| Data records |
******
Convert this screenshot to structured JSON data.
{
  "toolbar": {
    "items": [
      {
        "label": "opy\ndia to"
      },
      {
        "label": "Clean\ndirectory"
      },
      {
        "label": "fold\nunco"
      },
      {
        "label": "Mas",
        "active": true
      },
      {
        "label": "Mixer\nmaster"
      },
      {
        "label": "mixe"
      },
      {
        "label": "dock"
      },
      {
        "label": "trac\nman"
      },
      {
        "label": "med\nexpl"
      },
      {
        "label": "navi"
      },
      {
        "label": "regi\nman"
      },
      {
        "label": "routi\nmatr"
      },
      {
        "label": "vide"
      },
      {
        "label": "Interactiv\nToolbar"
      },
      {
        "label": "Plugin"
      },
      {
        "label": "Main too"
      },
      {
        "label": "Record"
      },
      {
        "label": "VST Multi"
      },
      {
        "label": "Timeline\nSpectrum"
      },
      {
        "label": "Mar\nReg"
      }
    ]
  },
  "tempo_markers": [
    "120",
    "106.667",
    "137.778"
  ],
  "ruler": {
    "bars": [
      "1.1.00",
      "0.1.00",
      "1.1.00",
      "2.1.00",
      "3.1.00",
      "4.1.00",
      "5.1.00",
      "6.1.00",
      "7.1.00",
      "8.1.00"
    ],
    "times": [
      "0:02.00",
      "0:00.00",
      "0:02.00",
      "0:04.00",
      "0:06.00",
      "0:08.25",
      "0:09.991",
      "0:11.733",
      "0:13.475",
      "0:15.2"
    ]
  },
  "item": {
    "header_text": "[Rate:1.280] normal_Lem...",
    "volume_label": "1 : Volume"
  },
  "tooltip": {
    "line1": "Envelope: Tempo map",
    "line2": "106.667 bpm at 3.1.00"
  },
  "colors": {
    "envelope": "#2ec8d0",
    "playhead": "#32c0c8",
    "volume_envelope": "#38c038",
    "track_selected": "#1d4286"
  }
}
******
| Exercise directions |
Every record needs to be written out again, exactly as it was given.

| Written reply |
Convert this screenshot to structured JSON data.
{
  "toolbar": {
    "items": [
      {
        "label": "opy\ndia to"
      },
      {
        "label": "Clean\ndirectory"
      },
      {
        "label": "fold\nunco"
      },
      {
        "label": "Mas",
        "active": true
      },
      {
        "label": "Mixer\nmaster"
      },
      {
        "label": "mixe"
      },
      {
        "label": "dock"
      },
      {
        "label": "trac\nman"
      },
      {
        "label": "med\nexpl"
      },
      {
        "label": "navi"
      },
      {
        "label": "regi\nman"
      },
      {
        "label": "routi\nmatr"
      },
      {
        "label": "vide"
      },
      {
        "label": "Interactiv\nToolbar"
      },
      {
        "label": "Plugin"
      },
      {
        "label": "Main too"
      },
      {
        "label": "Record"
      },
      {
        "label": "VST Multi"
      },
      {
        "label": "Timeline\nSpectrum"
      },
      {
        "label": "Mar\nReg"
      }
    ]
  },
  "tempo_markers": [
    "120",
    "106.667",
    "137.778"
  ],
  "ruler": {
    "bars": [
      "1.1.00",
      "0.1.00",
      "1.1.00",
      "2.1.00",
      "3.1.00",
      "4.1.00",
      "5.1.00",
      "6.1.00",
      "7.1.00",
      "8.1.00"
    ],
    "times": [
      "0:02.00",
      "0:00.00",
      "0:02.00",
      "0:04.00",
      "0:06.00",
      "0:08.25",
      "0:09.991",
      "0:11.733",
      "0:13.475",
      "0:15.2"
    ]
  },
  "item": {
    "header_text": "[Rate:1.280] normal_Lem...",
    "volume_label": "1 : Volume"
  },
  "tooltip": {
    "line1": "Envelope: Tempo map",
    "line2": "106.667 bpm at 3.1.00"
  },
  "colors": {
    "envelope": "#2ec8d0",
    "playhead": "#32c0c8",
    "volume_envelope": "#38c038",
    "track_selected": "#1d4286"
  }
}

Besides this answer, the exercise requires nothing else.